A Richmond landlord is challenging in court a decision to award his former tenants almost $50,000 in compensation.
Zhi Yong Xu was ordered by the Residential Tenancy Branch (RTB) to pay tenants Janice Carol Walmsley and Michael John Penman $49,200 after it was found that a clerical error was made when he gave them a notice of termination in October 2021.
However, Xu, who owns the unit on Westminster Highway near No. 6 Road, filed a petition at the B.C. Supreme Court in Vancouver last week to protest the RTB ruling.
According to the petition, Xu had entered into a tenancy agreement with Walmsley and Penman in October 2019 for a two-year fixed-term tenancy.
Rent would cost $4,100 per month and Xu would be entitled to end the tenancy based on the Residential Tenancy Act (RTA).
Xu later served a two-month notice through his real estate agent to the tenants in July of 2021, stating that he was terminating the agreement in October on the basis that he or “a close family member” would be moving in pursuant to the RTA.
Walmsley and Penman then moved out on Sept. 30 and Xu’s dad moved in on Feb. 21 the next year.
Landlord misrepresenting reason for ending tenancy: Tenants
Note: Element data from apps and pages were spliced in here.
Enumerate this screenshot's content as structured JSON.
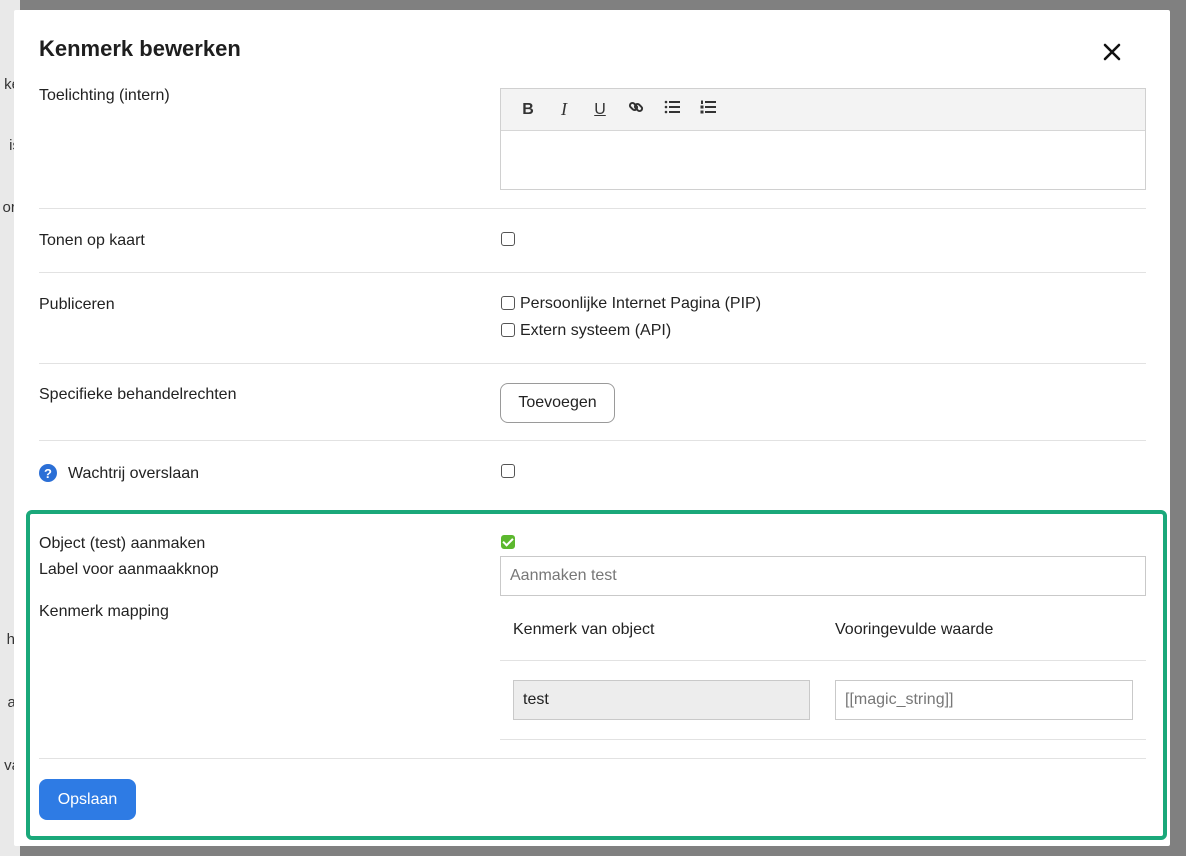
{
  "background": {
    "fragments": [
      "ke",
      "is",
      "ort",
      "hr",
      "at",
      "va"
    ]
  },
  "modal": {
    "title": "Kenmerk bewerken",
    "close_icon": "close-icon"
  },
  "fields": {
    "toelichting_label": "Toelichting (intern)",
    "editor_toolbar": [
      "B",
      "I",
      "U",
      "link-icon",
      "bullet-list-icon",
      "numbered-list-icon"
    ],
    "tonen_label": "Tonen op kaart",
    "publiceren_label": "Publiceren",
    "publiceren_options": [
      "Persoonlijke Internet Pagina (PIP)",
      "Extern systeem (API)"
    ],
    "behandelrechten_label": "Specifieke behandelrechten",
    "toevoegen_button": "Toevoegen",
    "wachtrij_label": "Wachtrij overslaan"
  },
  "object_section": {
    "object_label": "Object (test) aanmaken",
    "object_checked": true,
    "knop_label": "Label voor aanmaakknop",
    "knop_placeholder": "Aanmaken test",
    "mapping_label": "Kenmerk mapping",
    "mapping_headers": [
      "Kenmerk van object",
      "Vooringevulde waarde"
    ],
    "mapping_rows": [
      {
        "kenmerk": "test",
        "waarde_placeholder": "[[magic_string]]"
      }
    ]
  },
  "footer": {
    "save_label": "Opslaan"
  },
  "colors": {
    "highlight": "#1aa87a",
    "primary": "#2e7be4",
    "checkbox_checked": "#5cb82e",
    "help_icon": "#2b6fd6"
  }
}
However, on June 8, 2022, the tenants filed an application with the RTB to seek compensation on the basis that Xu misrepresented his reason for terminating their tenancy, alleging that the form he’d filled in indicated his spouse was moving in and not his father.
According to Xu, his agent had apparently marked the wrong circle when filling in the standardized form.
During the RTB hearing in February of this year, the arbitrator decided that the discrepancy with what was written on Xu’s notice was a “fatal flaw.”
Ultimately, the arbitrator decided the tenants were entitled to 12 months’ rent, which equated to $49,200.
Arbitrator falsely simplified issue: Landlord
In his petition, Xu opposed the RTB arbitrator’s decision, claiming that he made mistakes such as mixing up fact and law by relying on the form when the landlord is not legally required to identify who is moving in, unless it’s the landlord or a close family member.
“The arbitrator failed to grapple with the real issue, and instead rested his decision on a false simplification of the issue – the marking of the wrong box on the notice – and awarded the tenants a windfall of nearly $50,000,” reads the petition.
Xu seeks an order to declare the RTB decision void and dismiss the tenants’ RTB application, or that the application be re-determined by a different arbitrator.
According to a civil claim filed by the tenants in April this year, Xu has yet to pay the compensation.